After a bill banning vaccine passports ping-ponged back and forth between the House and Senate for a week, the Legislature has now passed the bill.
The bill now heads to Gov. Ron DeSantis’ desk for his signature. If signed, most provisions in the bill, including the vaccine passport ban, start July 1.
The House was the final chamber to pass the bill 78-36 Thursday with no debate. The Senate passed the vaccine passport ban earlier Thursday evening.
The bill’s final legislative hurdle occurred against the backdrop of a Miami school making national headlines for threatening to fire vaccinated teachers and new vaccine threshold guidelines that would allow cruise ships to sail again.
The bill would check off some of Gov. Ron DeSantis’ pandemic-related priorities. In fact, several provisions in the bill would codify into law some of the ways DeSantis chose to handle the pandemic in the state of Florida.
Language in the bill said the Legislature’s intent is to “minimize the negative effects of an extended emergency” as it relates to the economy or schooling.
DeSantis has made the rounds on television and in speeches pitting Florida’s open policies for schools and businesses during the pandemic against “lockdown states.” DeSantis issued a stay-at-home order for nonessential workers in April, though he has largely kept Florida open compared to other states.
On the Senate floor Thursday, Sen. Danny Burgess, the bill’s sponsor, told Senators not to vote for an amendment Sen. Jason Pizzo wanted to add that could have complicated the bill’s passage once it was sent back to the lower chamber.
“We’re at the end of the line, and we’ve come a long way with this bill in the House and Senate.

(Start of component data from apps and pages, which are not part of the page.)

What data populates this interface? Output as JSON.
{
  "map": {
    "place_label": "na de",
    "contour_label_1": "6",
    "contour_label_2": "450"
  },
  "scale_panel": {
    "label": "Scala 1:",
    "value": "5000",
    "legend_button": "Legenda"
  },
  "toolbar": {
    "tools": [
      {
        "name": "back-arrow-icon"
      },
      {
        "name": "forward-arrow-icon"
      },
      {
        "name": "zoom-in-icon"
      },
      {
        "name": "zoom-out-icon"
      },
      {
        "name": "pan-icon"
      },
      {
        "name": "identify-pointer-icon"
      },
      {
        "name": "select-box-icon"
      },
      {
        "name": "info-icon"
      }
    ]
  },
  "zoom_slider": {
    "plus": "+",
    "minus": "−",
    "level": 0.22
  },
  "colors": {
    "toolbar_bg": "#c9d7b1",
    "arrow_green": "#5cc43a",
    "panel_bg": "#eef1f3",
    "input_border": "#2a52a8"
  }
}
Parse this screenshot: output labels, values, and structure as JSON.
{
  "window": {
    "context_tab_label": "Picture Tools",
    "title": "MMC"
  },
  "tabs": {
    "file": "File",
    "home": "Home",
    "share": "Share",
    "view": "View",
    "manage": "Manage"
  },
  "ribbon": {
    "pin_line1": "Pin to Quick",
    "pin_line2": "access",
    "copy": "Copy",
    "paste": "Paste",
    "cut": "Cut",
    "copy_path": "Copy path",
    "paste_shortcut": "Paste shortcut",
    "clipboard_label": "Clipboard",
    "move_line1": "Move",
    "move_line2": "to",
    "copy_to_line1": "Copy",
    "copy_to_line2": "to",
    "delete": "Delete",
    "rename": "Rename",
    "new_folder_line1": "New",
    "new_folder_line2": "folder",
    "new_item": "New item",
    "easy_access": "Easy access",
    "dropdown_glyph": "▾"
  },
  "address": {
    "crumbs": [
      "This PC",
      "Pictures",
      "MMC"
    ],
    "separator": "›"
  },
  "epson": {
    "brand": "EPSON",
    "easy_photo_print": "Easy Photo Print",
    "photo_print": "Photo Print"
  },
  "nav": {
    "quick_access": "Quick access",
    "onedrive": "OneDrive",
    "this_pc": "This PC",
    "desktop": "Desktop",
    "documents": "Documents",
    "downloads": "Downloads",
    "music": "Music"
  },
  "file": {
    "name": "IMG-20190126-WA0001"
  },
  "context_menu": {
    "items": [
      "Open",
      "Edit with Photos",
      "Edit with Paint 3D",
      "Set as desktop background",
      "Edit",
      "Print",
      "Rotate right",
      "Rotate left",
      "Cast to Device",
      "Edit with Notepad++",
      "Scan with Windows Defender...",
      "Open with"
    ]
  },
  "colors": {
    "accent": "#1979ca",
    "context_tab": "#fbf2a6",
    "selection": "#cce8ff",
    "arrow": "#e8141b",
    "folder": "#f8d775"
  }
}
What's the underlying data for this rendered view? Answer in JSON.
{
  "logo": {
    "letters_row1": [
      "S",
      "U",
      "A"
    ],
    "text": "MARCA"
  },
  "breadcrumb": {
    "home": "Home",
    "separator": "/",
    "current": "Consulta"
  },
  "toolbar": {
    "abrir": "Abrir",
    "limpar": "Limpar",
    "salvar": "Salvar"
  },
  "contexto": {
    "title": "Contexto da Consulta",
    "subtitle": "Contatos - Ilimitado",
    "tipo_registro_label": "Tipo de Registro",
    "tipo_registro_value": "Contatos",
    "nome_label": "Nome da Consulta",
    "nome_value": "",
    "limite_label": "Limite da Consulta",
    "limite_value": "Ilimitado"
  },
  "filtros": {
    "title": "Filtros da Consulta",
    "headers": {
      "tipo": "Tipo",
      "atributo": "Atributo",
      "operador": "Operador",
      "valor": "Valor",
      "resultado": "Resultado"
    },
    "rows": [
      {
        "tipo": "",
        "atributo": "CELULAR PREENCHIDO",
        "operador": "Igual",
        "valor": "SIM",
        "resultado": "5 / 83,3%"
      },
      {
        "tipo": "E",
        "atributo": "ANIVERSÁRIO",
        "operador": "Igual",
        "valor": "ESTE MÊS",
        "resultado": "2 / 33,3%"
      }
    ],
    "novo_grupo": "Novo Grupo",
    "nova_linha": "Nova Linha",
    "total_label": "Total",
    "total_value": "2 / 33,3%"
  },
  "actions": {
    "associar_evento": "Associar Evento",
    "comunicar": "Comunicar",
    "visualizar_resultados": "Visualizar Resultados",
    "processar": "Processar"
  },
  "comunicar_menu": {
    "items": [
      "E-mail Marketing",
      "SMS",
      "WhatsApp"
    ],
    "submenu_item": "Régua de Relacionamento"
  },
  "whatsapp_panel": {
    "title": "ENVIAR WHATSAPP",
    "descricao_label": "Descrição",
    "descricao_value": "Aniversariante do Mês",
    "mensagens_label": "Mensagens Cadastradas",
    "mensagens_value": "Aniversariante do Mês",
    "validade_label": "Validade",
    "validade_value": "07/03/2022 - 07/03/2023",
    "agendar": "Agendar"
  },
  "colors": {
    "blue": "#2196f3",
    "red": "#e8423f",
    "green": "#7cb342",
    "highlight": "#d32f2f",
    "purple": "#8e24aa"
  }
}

I believe we’re both ready to accept what we have before us, and it’s taken a long time for us to get here and unfortunately, I’m not sure that that would be the case if this was to get onto this bill,” Burgess said.
Pizzo’s amendment would have addressed a recent problem in his district where a Miami private school told teachers they could lose their job if they get vaccinated and instructed children not to hug their parents for longer than five seconds if their parents had been vaccinated. The amendment failed in a dramatic 19-19 vote. Pizzo’s amendment would have made it so a business or institution could not discriminate against someone who has been vaccinated.
Senate Democrats also questioned Burgess on the constitutionality of telling a business that it cannot require vaccine passports. Burgess said he did not know how a challenge to a vaccine passport ban play out in the courts.
“I imagine we’ll find out. I believe that we have the right to try to do a lot of things to best address a situation like a global pandemic and a lot of this is new,” Burgess said.
One industry motivated to require vaccine passports is Florida’s struggling cruise industry. A recent letter from the U.S. Centers for Disease Control and Prevention to cruise industry executives said the companies can resume passenger operations in July “in a way that mitigates COVID-19 risk.” The guidelines say cruise ships can cruise if 98% of crew and 95% of passengers are fully vaccinated.
“They finally got the guidelines and not, literally, the day after, we want to (pass) law to actually tie their hands to not be able to follow the guidelines for them to actually get cruising again,” Sen. Annette Taddeo said.
The vaccine passport ban in this bill is similar to an executive order banning vaccine documentation Gov. DeSantis signed in early April, which expires when the state of emergency expires, in that it has a financial penalty.
Businesses or schools that require proof of a COVID-19 vaccination could get slapped with a $5,000 fine for each affected customer or student under the bill, which would make it difficult for cruise ships to ignore the law.
Vaccine passports aren’t the only new laws proposed in the 49-page bill. The legislation would make changes to the state’s Emergency Management Act to “better address the threat posed by pandemics or other public health emergencies,” according to a staff analysis.
Burgess said the bill has a provision that “authorizes the Governor to invalidate an order that unnecessarily restricts individuals’ rights or liberties.”
The bill also limits local emergency powers, another sticking point for Democrats, and limits the Governor’s ability to mandate the closure of schools or businesses during an emergency.